● Working data
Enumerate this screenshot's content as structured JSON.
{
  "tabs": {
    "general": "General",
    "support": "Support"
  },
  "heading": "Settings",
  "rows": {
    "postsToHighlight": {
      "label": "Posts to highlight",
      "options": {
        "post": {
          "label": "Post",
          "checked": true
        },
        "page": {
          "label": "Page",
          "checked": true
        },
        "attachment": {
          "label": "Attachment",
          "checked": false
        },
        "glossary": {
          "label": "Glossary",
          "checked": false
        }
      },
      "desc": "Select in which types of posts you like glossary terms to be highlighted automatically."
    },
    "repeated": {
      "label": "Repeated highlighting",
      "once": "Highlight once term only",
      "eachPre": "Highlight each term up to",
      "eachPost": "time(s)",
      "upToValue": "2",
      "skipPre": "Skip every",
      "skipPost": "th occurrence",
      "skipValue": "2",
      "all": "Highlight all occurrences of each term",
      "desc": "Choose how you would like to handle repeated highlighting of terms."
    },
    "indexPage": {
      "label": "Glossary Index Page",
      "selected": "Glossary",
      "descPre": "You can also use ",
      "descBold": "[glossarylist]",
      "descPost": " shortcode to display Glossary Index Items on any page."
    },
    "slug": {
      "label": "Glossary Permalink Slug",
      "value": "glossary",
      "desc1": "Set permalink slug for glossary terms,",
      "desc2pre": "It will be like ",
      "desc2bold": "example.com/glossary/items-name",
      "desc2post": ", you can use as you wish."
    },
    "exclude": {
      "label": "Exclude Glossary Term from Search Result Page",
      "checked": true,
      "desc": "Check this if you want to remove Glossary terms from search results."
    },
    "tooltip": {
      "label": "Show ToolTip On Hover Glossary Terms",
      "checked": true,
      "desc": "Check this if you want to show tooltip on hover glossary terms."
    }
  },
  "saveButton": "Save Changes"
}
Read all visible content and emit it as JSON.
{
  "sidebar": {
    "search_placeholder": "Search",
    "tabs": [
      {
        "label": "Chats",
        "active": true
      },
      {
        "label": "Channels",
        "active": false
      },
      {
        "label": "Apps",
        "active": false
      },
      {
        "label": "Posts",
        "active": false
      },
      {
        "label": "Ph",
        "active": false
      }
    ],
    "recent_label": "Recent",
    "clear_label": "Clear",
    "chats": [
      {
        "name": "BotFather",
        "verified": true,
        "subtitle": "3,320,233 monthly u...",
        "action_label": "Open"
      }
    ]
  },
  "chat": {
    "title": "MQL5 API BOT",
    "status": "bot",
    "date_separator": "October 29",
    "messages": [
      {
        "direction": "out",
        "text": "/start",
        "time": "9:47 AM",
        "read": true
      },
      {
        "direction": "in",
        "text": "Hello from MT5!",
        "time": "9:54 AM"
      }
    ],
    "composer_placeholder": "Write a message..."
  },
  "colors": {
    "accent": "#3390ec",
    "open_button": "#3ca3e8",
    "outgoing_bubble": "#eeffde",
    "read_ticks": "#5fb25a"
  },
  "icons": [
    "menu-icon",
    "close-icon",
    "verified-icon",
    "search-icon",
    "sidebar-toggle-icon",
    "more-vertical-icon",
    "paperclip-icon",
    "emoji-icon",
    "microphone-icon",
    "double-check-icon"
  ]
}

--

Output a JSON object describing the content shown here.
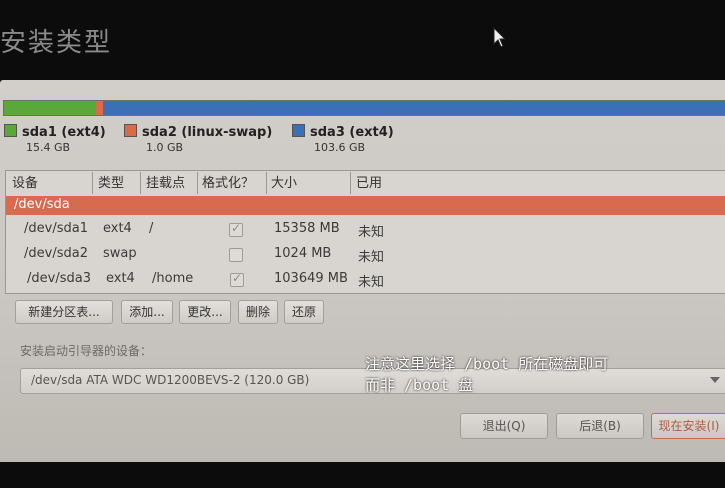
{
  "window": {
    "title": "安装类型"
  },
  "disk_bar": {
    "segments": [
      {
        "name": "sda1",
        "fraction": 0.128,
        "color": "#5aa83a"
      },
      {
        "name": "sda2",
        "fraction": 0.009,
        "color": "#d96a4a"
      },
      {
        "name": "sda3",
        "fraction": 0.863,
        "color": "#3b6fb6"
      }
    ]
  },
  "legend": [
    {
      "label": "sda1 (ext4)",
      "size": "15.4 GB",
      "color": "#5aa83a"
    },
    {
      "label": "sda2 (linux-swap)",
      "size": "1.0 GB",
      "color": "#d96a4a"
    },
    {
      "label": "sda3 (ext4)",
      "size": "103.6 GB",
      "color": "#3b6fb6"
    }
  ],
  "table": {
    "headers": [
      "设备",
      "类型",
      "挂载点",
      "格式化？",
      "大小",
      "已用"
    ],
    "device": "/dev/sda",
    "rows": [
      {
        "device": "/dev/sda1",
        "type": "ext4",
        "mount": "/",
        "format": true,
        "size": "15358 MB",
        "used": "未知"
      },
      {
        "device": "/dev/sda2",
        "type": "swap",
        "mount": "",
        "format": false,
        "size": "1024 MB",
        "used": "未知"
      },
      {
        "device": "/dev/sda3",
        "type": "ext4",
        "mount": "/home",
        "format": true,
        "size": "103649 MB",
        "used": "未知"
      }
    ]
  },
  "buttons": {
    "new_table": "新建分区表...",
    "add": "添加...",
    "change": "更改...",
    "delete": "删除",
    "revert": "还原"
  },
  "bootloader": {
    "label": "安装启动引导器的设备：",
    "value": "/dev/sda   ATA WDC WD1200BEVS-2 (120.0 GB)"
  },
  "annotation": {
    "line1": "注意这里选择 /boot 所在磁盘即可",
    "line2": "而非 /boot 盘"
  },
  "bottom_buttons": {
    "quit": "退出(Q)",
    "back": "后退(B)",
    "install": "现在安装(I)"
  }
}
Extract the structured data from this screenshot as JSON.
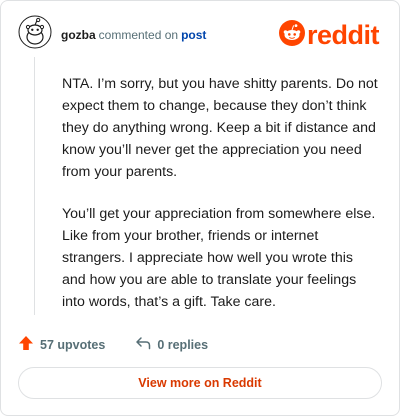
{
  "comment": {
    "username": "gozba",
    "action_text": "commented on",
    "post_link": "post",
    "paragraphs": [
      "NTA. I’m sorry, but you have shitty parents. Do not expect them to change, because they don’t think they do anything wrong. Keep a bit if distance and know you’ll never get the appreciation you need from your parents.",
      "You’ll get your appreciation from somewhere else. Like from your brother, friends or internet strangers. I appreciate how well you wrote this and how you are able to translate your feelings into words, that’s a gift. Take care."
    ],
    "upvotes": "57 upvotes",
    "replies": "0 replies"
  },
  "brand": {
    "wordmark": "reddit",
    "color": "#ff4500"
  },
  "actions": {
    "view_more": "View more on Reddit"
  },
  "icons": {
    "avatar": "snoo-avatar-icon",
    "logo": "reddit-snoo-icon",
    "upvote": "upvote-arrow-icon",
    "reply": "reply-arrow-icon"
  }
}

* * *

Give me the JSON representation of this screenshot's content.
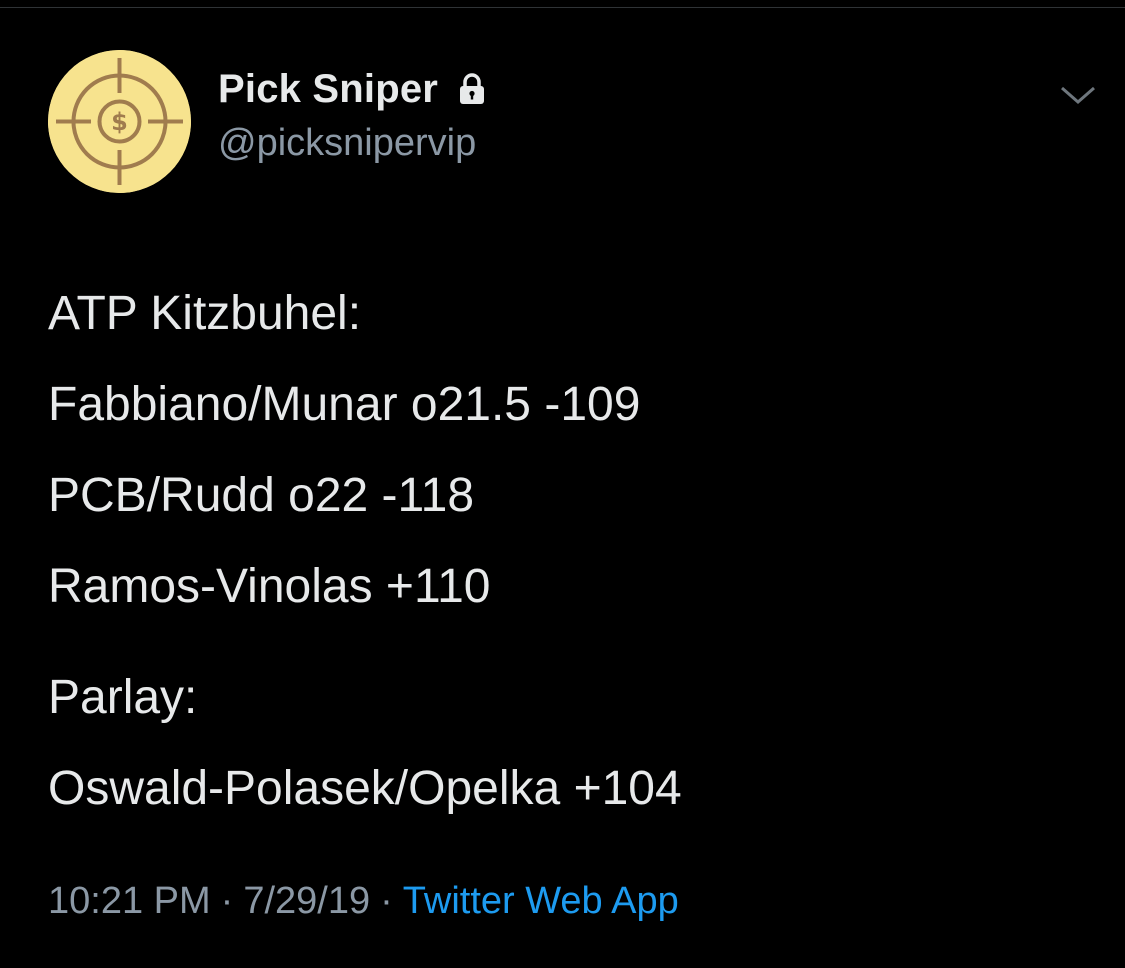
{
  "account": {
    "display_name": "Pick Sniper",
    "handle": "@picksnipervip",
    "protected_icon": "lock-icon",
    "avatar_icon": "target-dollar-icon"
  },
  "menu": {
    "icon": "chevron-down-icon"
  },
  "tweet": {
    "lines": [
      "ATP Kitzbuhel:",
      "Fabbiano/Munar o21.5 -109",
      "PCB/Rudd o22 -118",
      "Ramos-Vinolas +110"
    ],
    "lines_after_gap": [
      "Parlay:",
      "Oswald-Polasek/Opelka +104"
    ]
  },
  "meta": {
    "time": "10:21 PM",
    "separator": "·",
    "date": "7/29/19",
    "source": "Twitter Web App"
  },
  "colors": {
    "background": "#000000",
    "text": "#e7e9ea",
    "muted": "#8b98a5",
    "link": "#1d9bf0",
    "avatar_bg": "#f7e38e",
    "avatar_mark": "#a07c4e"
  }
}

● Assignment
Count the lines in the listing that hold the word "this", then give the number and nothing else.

● Expected answer
6